While the invention has been described with a certain degree of particularity, it is manifest that many charges may be made in the details of construction and the arrangement of components without departing from the spirit and scope of this disclosure. It is understood that the invention is not limited to the embodiments set forth herein for purposes of exemplification, but is to be limited only by the scope of the attached claim or claims, including the full rage of equivalency to which each element thereof is entitled.

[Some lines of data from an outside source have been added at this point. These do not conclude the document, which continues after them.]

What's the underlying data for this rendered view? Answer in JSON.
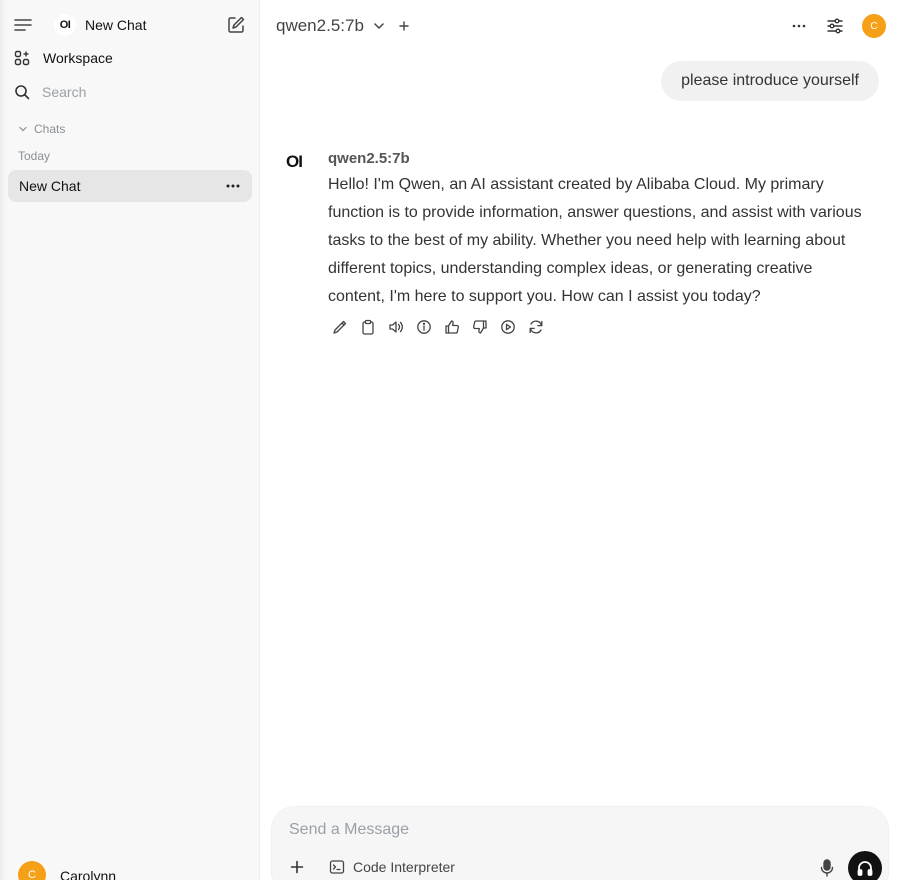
{
  "sidebar": {
    "brand_logo_text": "OI",
    "new_chat_label": "New Chat",
    "workspace_label": "Workspace",
    "search_placeholder": "Search",
    "chats_section_label": "Chats",
    "group_today_label": "Today",
    "chat_items": [
      {
        "title": "New Chat",
        "active": true
      }
    ],
    "user": {
      "initial": "C",
      "name": "Carolynn",
      "avatar_color": "#f5a017"
    }
  },
  "header": {
    "model_name": "qwen2.5:7b",
    "avatar_initial": "C",
    "avatar_color": "#f5a017"
  },
  "conversation": {
    "user_message": "please introduce yourself",
    "assistant": {
      "logo_text": "OI",
      "model_name": "qwen2.5:7b",
      "message": "Hello! I'm Qwen, an AI assistant created by Alibaba Cloud. My primary function is to provide information, answer questions, and assist with various tasks to the best of my ability. Whether you need help with learning about different topics, understanding complex ideas, or generating creative content, I'm here to support you. How can I assist you today?",
      "actions": [
        "edit-icon",
        "copy-icon",
        "read-aloud-icon",
        "info-icon",
        "thumbs-up-icon",
        "thumbs-down-icon",
        "continue-icon",
        "regenerate-icon"
      ]
    }
  },
  "composer": {
    "placeholder": "Send a Message",
    "value": "",
    "code_interpreter_label": "Code Interpreter"
  }
}
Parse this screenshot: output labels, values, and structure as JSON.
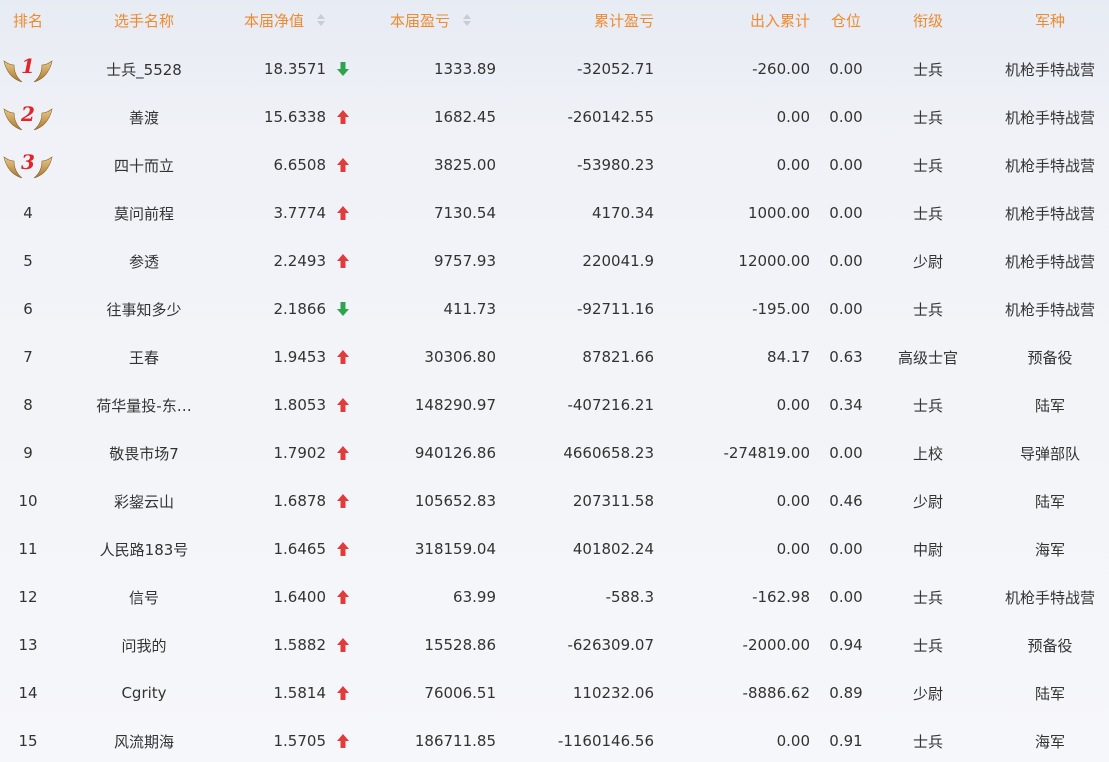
{
  "header": {
    "rank": "排名",
    "name": "选手名称",
    "nav": "本届净值",
    "pnl": "本届盈亏",
    "cum": "累计盈亏",
    "flow": "出入累计",
    "pos": "仓位",
    "grade": "衔级",
    "branch": "军种"
  },
  "colors": {
    "header_text": "#ee8a2f",
    "arrow_up": "#e23b3b",
    "arrow_down": "#2ea44f",
    "rank_medal_number": "#e0252b"
  },
  "rows": [
    {
      "rank": "1",
      "name": "士兵_5528",
      "nav": "18.3571",
      "trend": "down",
      "pnl": "1333.89",
      "cum": "-32052.71",
      "flow": "-260.00",
      "pos": "0.00",
      "grade": "士兵",
      "branch": "机枪手特战营",
      "medal": true
    },
    {
      "rank": "2",
      "name": "善渡",
      "nav": "15.6338",
      "trend": "up",
      "pnl": "1682.45",
      "cum": "-260142.55",
      "flow": "0.00",
      "pos": "0.00",
      "grade": "士兵",
      "branch": "机枪手特战营",
      "medal": true
    },
    {
      "rank": "3",
      "name": "四十而立",
      "nav": "6.6508",
      "trend": "up",
      "pnl": "3825.00",
      "cum": "-53980.23",
      "flow": "0.00",
      "pos": "0.00",
      "grade": "士兵",
      "branch": "机枪手特战营",
      "medal": true
    },
    {
      "rank": "4",
      "name": "莫问前程",
      "nav": "3.7774",
      "trend": "up",
      "pnl": "7130.54",
      "cum": "4170.34",
      "flow": "1000.00",
      "pos": "0.00",
      "grade": "士兵",
      "branch": "机枪手特战营",
      "medal": false
    },
    {
      "rank": "5",
      "name": "参透",
      "nav": "2.2493",
      "trend": "up",
      "pnl": "9757.93",
      "cum": "220041.9",
      "flow": "12000.00",
      "pos": "0.00",
      "grade": "少尉",
      "branch": "机枪手特战营",
      "medal": false
    },
    {
      "rank": "6",
      "name": "往事知多少",
      "nav": "2.1866",
      "trend": "down",
      "pnl": "411.73",
      "cum": "-92711.16",
      "flow": "-195.00",
      "pos": "0.00",
      "grade": "士兵",
      "branch": "机枪手特战营",
      "medal": false
    },
    {
      "rank": "7",
      "name": "王春",
      "nav": "1.9453",
      "trend": "up",
      "pnl": "30306.80",
      "cum": "87821.66",
      "flow": "84.17",
      "pos": "0.63",
      "grade": "高级士官",
      "branch": "预备役",
      "medal": false
    },
    {
      "rank": "8",
      "name": "荷华量投-东…",
      "nav": "1.8053",
      "trend": "up",
      "pnl": "148290.97",
      "cum": "-407216.21",
      "flow": "0.00",
      "pos": "0.34",
      "grade": "士兵",
      "branch": "陆军",
      "medal": false
    },
    {
      "rank": "9",
      "name": "敬畏市场7",
      "nav": "1.7902",
      "trend": "up",
      "pnl": "940126.86",
      "cum": "4660658.23",
      "flow": "-274819.00",
      "pos": "0.00",
      "grade": "上校",
      "branch": "导弹部队",
      "medal": false
    },
    {
      "rank": "10",
      "name": "彩鋆云山",
      "nav": "1.6878",
      "trend": "up",
      "pnl": "105652.83",
      "cum": "207311.58",
      "flow": "0.00",
      "pos": "0.46",
      "grade": "少尉",
      "branch": "陆军",
      "medal": false
    },
    {
      "rank": "11",
      "name": "人民路183号",
      "nav": "1.6465",
      "trend": "up",
      "pnl": "318159.04",
      "cum": "401802.24",
      "flow": "0.00",
      "pos": "0.00",
      "grade": "中尉",
      "branch": "海军",
      "medal": false
    },
    {
      "rank": "12",
      "name": "信号",
      "nav": "1.6400",
      "trend": "up",
      "pnl": "63.99",
      "cum": "-588.3",
      "flow": "-162.98",
      "pos": "0.00",
      "grade": "士兵",
      "branch": "机枪手特战营",
      "medal": false
    },
    {
      "rank": "13",
      "name": "问我的",
      "nav": "1.5882",
      "trend": "up",
      "pnl": "15528.86",
      "cum": "-626309.07",
      "flow": "-2000.00",
      "pos": "0.94",
      "grade": "士兵",
      "branch": "预备役",
      "medal": false
    },
    {
      "rank": "14",
      "name": "Cgrity",
      "nav": "1.5814",
      "trend": "up",
      "pnl": "76006.51",
      "cum": "110232.06",
      "flow": "-8886.62",
      "pos": "0.89",
      "grade": "少尉",
      "branch": "陆军",
      "medal": false
    },
    {
      "rank": "15",
      "name": "风流期海",
      "nav": "1.5705",
      "trend": "up",
      "pnl": "186711.85",
      "cum": "-1160146.56",
      "flow": "0.00",
      "pos": "0.91",
      "grade": "士兵",
      "branch": "海军",
      "medal": false
    }
  ]
}
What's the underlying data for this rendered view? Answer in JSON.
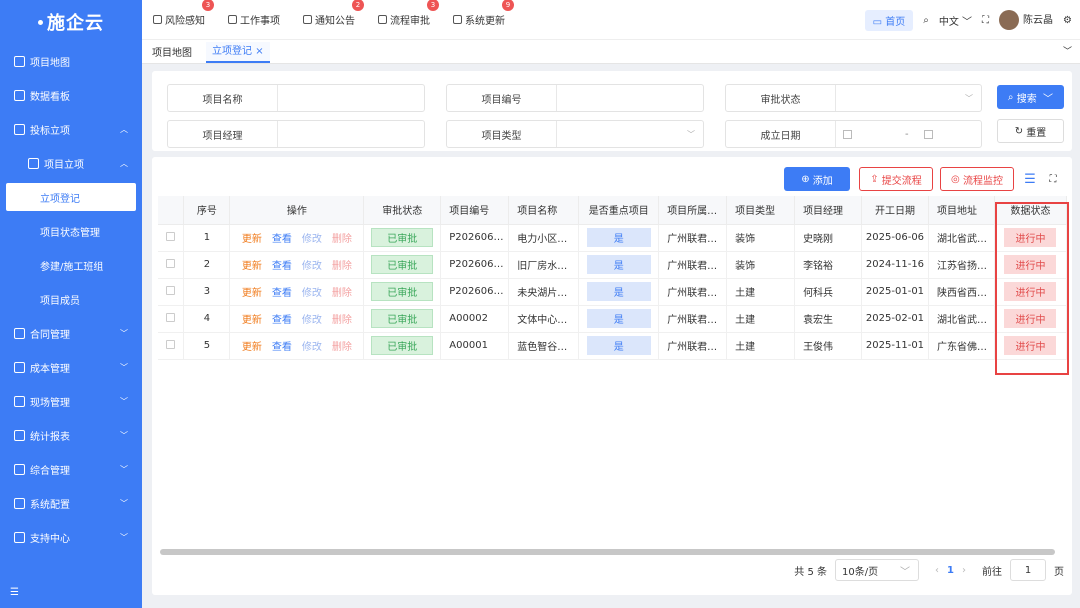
{
  "app": {
    "logo": "施企云"
  },
  "sidebar": {
    "items": [
      {
        "label": "项目地图",
        "icon": "home-icon"
      },
      {
        "label": "数据看板",
        "icon": "monitor-icon"
      },
      {
        "label": "投标立项",
        "icon": "briefcase-icon",
        "chevron": "^"
      },
      {
        "label": "项目立项",
        "icon": "doc-icon",
        "chevron": "^"
      },
      {
        "label": "立项登记"
      },
      {
        "label": "项目状态管理"
      },
      {
        "label": "参建/施工班组"
      },
      {
        "label": "项目成员"
      },
      {
        "label": "合同管理",
        "icon": "contract-icon",
        "chevron": "v"
      },
      {
        "label": "成本管理",
        "icon": "cost-icon",
        "chevron": "v"
      },
      {
        "label": "现场管理",
        "icon": "site-icon",
        "chevron": "v"
      },
      {
        "label": "统计报表",
        "icon": "grid-icon",
        "chevron": "v"
      },
      {
        "label": "综合管理",
        "icon": "table-icon",
        "chevron": "v"
      },
      {
        "label": "系统配置",
        "icon": "grid-icon",
        "chevron": "v"
      },
      {
        "label": "支持中心",
        "icon": "help-icon",
        "chevron": "v"
      }
    ]
  },
  "topbar": {
    "items": [
      {
        "label": "风险感知",
        "badge": "3"
      },
      {
        "label": "工作事项",
        "badge": ""
      },
      {
        "label": "通知公告",
        "badge": "2"
      },
      {
        "label": "流程审批",
        "badge": "3"
      },
      {
        "label": "系统更新",
        "badge": "9"
      }
    ],
    "home": "首页",
    "lang": "中文",
    "user": "陈云晶"
  },
  "tabs": {
    "items": [
      "项目地图",
      "立项登记"
    ],
    "close": "×"
  },
  "filter": {
    "project_name": "项目名称",
    "project_code": "项目编号",
    "approval_status": "审批状态",
    "manager": "项目经理",
    "project_type": "项目类型",
    "found_date": "成立日期",
    "date_sep": "-",
    "search": "搜索",
    "reset": "重置"
  },
  "toolbar": {
    "add": "添加",
    "submit": "提交流程",
    "monitor": "流程监控"
  },
  "table": {
    "headers": [
      "序号",
      "操作",
      "审批状态",
      "项目编号",
      "项目名称",
      "是否重点项目",
      "项目所属…",
      "项目类型",
      "项目经理",
      "开工日期",
      "项目地址",
      "数据状态"
    ],
    "actions": {
      "update": "更新",
      "view": "查看",
      "edit": "修改",
      "delete": "删除"
    },
    "rows": [
      {
        "no": "1",
        "status": "已审批",
        "code": "P202606…",
        "name": "电力小区…",
        "key": "是",
        "org": "广州联君…",
        "type": "装饰",
        "manager": "史晓刚",
        "date": "2025-06-06",
        "addr": "湖北省武…",
        "state": "进行中"
      },
      {
        "no": "2",
        "status": "已审批",
        "code": "P202606…",
        "name": "旧厂房水…",
        "key": "是",
        "org": "广州联君…",
        "type": "装饰",
        "manager": "李铭裕",
        "date": "2024-11-16",
        "addr": "江苏省扬…",
        "state": "进行中"
      },
      {
        "no": "3",
        "status": "已审批",
        "code": "P202606…",
        "name": "未央湖片…",
        "key": "是",
        "org": "广州联君…",
        "type": "土建",
        "manager": "何科兵",
        "date": "2025-01-01",
        "addr": "陕西省西…",
        "state": "进行中"
      },
      {
        "no": "4",
        "status": "已审批",
        "code": "A00002",
        "name": "文体中心…",
        "key": "是",
        "org": "广州联君…",
        "type": "土建",
        "manager": "袁宏生",
        "date": "2025-02-01",
        "addr": "湖北省武…",
        "state": "进行中"
      },
      {
        "no": "5",
        "status": "已审批",
        "code": "A00001",
        "name": "蓝色智谷…",
        "key": "是",
        "org": "广州联君…",
        "type": "土建",
        "manager": "王俊伟",
        "date": "2025-11-01",
        "addr": "广东省佛…",
        "state": "进行中"
      }
    ]
  },
  "pager": {
    "total": "共 5 条",
    "page_size": "10条/页",
    "current": "1",
    "goto": "前往",
    "goto_value": "1",
    "page_unit": "页"
  },
  "colors": {
    "primary": "#3d7cf5",
    "danger": "#e84343"
  }
}
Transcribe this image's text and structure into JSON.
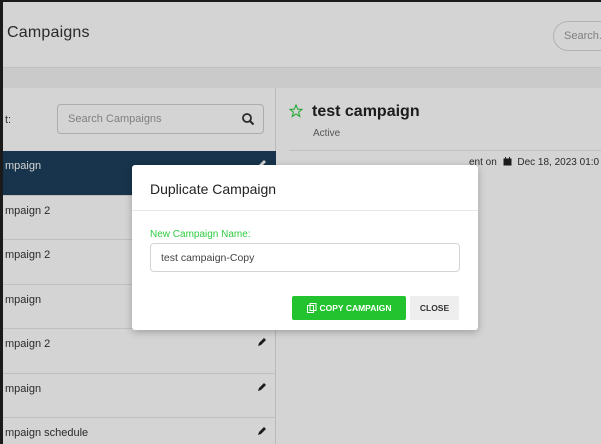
{
  "header": {
    "title": "Campaigns",
    "search_placeholder": "Search.."
  },
  "list_panel": {
    "filter_label": "t:",
    "search_placeholder": "Search Campaigns",
    "items": [
      {
        "label": "mpaign"
      },
      {
        "label": "mpaign 2"
      },
      {
        "label": "mpaign 2"
      },
      {
        "label": "mpaign"
      },
      {
        "label": "mpaign 2"
      },
      {
        "label": "mpaign"
      },
      {
        "label": "mpaign schedule"
      }
    ]
  },
  "detail": {
    "title": "test campaign",
    "status": "Active",
    "sent_prefix": "ent on",
    "sent_date": "Dec 18, 2023 01:0"
  },
  "modal": {
    "title": "Duplicate Campaign",
    "field_label": "New Campaign Name:",
    "field_value": "test campaign-Copy",
    "copy_button": "COPY CAMPAIGN",
    "close_button": "CLOSE"
  },
  "colors": {
    "accent_green": "#22c32e",
    "active_row": "#1c3f5c"
  }
}
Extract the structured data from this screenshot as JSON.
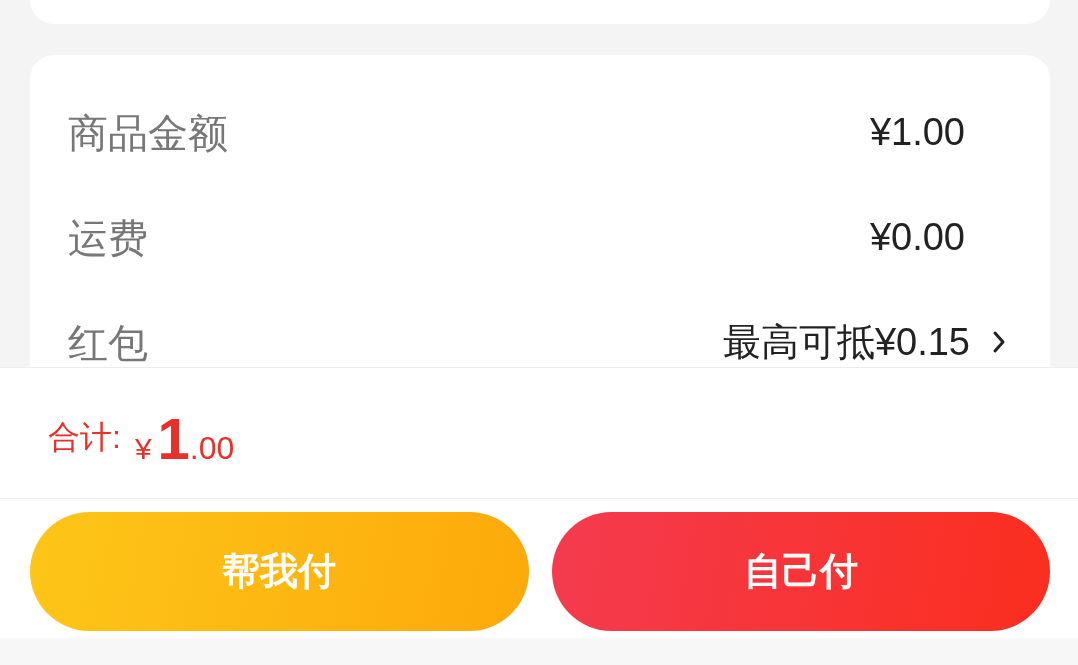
{
  "summary": {
    "rows": [
      {
        "label": "商品金额",
        "value": "¥1.00",
        "kind": "plain"
      },
      {
        "label": "运费",
        "value": "¥0.00",
        "kind": "plain"
      },
      {
        "label": "红包",
        "value": "最高可抵¥0.15",
        "kind": "link"
      }
    ]
  },
  "footer": {
    "total_label": "合计:",
    "currency": "¥",
    "amount_integer": "1",
    "amount_decimal": ".00"
  },
  "buttons": [
    {
      "label": "帮我付",
      "kind": "secondary"
    },
    {
      "label": "自己付",
      "kind": "primary"
    }
  ]
}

1. An accessory for loading shotgun shell hulls comprising; a shot container having a bottom with a shot drop hole therein; a cover plate fixed to an inner wall of the shot container and covering a portion of the shot container's cross-sectional area; a charge wheel rotatably supported between the bottom of the shot container and the cover plate and having a plurality of shot receiving holes extending therethrough; and a means to rotate said charge wheel from a position wherein said shot receiving holes are exposed from under said cover plate to a position wherein said shot receiving holes are covered by said cover plate and over said drop hole in the bottom of said shot container.
2. An accessory as defined in claim 1, wherein said covered portion of said shot container's cross-sectional area is about 1/2 said cross-sectional area.
3. An accessory as defined in claim 2, including a stand for supporting a plurality of shot containers in a fixed pattern, and wherein each shot container has a charge wheel having shot receiving holes of different size from the shot receiving holes of the charge wheels of the other shot containers.
U.S. Patent Documents
|3361024||January 1968||Sherrill, Jr.|
International Classification: F42B 3302;